- **EXERCISE PROMPT**: Restate the data below, keeping every line the same.

(Data about app and page elements)
■ ■ ■ ■ ■

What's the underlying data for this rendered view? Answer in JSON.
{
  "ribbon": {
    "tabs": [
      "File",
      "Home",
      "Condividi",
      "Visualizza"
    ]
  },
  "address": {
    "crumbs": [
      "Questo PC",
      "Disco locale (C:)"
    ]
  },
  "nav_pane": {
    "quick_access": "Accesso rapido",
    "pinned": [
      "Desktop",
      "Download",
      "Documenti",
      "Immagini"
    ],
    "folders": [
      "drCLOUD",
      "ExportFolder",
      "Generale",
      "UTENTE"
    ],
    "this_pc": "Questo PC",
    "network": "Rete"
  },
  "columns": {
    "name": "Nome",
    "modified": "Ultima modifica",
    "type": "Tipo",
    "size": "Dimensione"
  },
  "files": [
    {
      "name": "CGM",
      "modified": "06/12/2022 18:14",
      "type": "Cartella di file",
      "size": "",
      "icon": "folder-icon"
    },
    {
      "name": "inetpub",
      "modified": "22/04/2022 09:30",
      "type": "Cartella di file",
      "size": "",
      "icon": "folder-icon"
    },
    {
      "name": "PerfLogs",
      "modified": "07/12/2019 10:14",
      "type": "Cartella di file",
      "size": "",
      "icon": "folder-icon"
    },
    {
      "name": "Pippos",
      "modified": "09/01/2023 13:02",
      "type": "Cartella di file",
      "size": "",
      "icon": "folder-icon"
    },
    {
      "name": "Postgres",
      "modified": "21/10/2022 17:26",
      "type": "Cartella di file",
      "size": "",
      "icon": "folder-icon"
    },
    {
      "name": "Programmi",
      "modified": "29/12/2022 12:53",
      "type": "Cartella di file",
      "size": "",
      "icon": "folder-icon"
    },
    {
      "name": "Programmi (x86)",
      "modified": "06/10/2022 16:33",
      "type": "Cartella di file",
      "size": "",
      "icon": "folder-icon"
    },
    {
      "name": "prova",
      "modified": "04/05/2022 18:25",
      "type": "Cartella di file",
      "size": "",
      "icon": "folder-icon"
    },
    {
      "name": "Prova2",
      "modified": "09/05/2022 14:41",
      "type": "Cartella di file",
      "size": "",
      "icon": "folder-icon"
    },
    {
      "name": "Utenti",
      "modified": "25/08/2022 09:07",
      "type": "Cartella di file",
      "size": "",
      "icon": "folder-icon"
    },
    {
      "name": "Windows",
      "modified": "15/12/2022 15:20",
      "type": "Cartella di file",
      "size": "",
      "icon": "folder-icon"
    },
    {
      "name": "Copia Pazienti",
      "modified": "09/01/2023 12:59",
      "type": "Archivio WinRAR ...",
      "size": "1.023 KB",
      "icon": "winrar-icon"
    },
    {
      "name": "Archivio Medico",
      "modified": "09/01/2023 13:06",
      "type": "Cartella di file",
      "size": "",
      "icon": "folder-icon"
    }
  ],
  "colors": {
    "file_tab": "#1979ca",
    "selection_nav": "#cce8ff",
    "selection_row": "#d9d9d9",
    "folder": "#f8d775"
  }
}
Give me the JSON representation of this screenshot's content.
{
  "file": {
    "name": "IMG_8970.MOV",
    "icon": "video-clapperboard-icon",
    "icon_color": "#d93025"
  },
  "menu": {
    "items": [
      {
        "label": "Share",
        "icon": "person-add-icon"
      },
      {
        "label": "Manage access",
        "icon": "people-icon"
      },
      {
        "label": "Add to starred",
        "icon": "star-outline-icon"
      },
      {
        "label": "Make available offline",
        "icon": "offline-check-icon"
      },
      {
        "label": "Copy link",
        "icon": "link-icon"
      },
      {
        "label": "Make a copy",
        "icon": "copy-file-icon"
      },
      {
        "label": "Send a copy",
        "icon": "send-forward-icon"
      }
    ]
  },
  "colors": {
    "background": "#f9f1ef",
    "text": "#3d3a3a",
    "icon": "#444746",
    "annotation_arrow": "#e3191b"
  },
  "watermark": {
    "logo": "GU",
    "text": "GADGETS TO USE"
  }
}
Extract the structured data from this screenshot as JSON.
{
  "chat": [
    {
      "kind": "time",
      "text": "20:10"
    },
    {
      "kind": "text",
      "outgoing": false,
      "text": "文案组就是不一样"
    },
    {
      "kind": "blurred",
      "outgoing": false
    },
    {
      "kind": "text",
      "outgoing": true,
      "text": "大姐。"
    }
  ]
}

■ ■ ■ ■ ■

- **PROBLEM SOLUTION**:
What's the underlying data for this rendered view? Answer in JSON.
{
  "ribbon": {
    "tabs": [
      "File",
      "Home",
      "Condividi",
      "Visualizza"
    ]
  },
  "address": {
    "crumbs": [
      "Questo PC",
      "Disco locale (C:)"
    ]
  },
  "nav_pane": {
    "quick_access": "Accesso rapido",
    "pinned": [
      "Desktop",
      "Download",
      "Documenti",
      "Immagini"
    ],
    "folders": [
      "drCLOUD",
      "ExportFolder",
      "Generale",
      "UTENTE"
    ],
    "this_pc": "Questo PC",
    "network": "Rete"
  },
  "columns": {
    "name": "Nome",
    "modified": "Ultima modifica",
    "type": "Tipo",
    "size": "Dimensione"
  },
  "files": [
    {
      "name": "CGM",
      "modified": "06/12/2022 18:14",
      "type": "Cartella di file",
      "size": "",
      "icon": "folder-icon"
    },
    {
      "name": "inetpub",
      "modified": "22/04/2022 09:30",
      "type": "Cartella di file",
      "size": "",
      "icon": "folder-icon"
    },
    {
      "name": "PerfLogs",
      "modified": "07/12/2019 10:14",
      "type": "Cartella di file",
      "size": "",
      "icon": "folder-icon"
    },
    {
      "name": "Pippos",
      "modified": "09/01/2023 13:02",
      "type": "Cartella di file",
      "size": "",
      "icon": "folder-icon"
    },
    {
      "name": "Postgres",
      "modified": "21/10/2022 17:26",
      "type": "Cartella di file",
      "size": "",
      "icon": "folder-icon"
    },
    {
      "name": "Programmi",
      "modified": "29/12/2022 12:53",
      "type": "Cartella di file",
      "size": "",
      "icon": "folder-icon"
    },
    {
      "name": "Programmi (x86)",
      "modified": "06/10/2022 16:33",
      "type": "Cartella di file",
      "size": "",
      "icon": "folder-icon"
    },
    {
      "name": "prova",
      "modified": "04/05/2022 18:25",
      "type": "Cartella di file",
      "size": "",
      "icon": "folder-icon"
    },
    {
      "name": "Prova2",
      "modified": "09/05/2022 14:41",
      "type": "Cartella di file",
      "size": "",
      "icon": "folder-icon"
    },
    {
      "name": "Utenti",
      "modified": "25/08/2022 09:07",
      "type": "Cartella di file",
      "size": "",
      "icon": "folder-icon"
    },
    {
      "name": "Windows",
      "modified": "15/12/2022 15:20",
      "type": "Cartella di file",
      "size": "",
      "icon": "folder-icon"
    },
    {
      "name": "Copia Pazienti",
      "modified": "09/01/2023 12:59",
      "type": "Archivio WinRAR ...",
      "size": "1.023 KB",
      "icon": "winrar-icon"
    },
    {
      "name": "Archivio Medico",
      "modified": "09/01/2023 13:06",
      "type": "Cartella di file",
      "size": "",
      "icon": "folder-icon"
    }
  ],
  "colors": {
    "file_tab": "#1979ca",
    "selection_nav": "#cce8ff",
    "selection_row": "#d9d9d9",
    "folder": "#f8d775"
  }
}
Give me the JSON representation of this screenshot's content.
{
  "file": {
    "name": "IMG_8970.MOV",
    "icon": "video-clapperboard-icon",
    "icon_color": "#d93025"
  },
  "menu": {
    "items": [
      {
        "label": "Share",
        "icon": "person-add-icon"
      },
      {
        "label": "Manage access",
        "icon": "people-icon"
      },
      {
        "label": "Add to starred",
        "icon": "star-outline-icon"
      },
      {
        "label": "Make available offline",
        "icon": "offline-check-icon"
      },
      {
        "label": "Copy link",
        "icon": "link-icon"
      },
      {
        "label": "Make a copy",
        "icon": "copy-file-icon"
      },
      {
        "label": "Send a copy",
        "icon": "send-forward-icon"
      }
    ]
  },
  "colors": {
    "background": "#f9f1ef",
    "text": "#3d3a3a",
    "icon": "#444746",
    "annotation_arrow": "#e3191b"
  },
  "watermark": {
    "logo": "GU",
    "text": "GADGETS TO USE"
  }
}
Extract the structured data from this screenshot as JSON.
{
  "chat": [
    {
      "kind": "time",
      "text": "20:10"
    },
    {
      "kind": "text",
      "outgoing": false,
      "text": "文案组就是不一样"
    },
    {
      "kind": "blurred",
      "outgoing": false
    },
    {
      "kind": "text",
      "outgoing": true,
      "text": "大姐。"
    }
  ]
}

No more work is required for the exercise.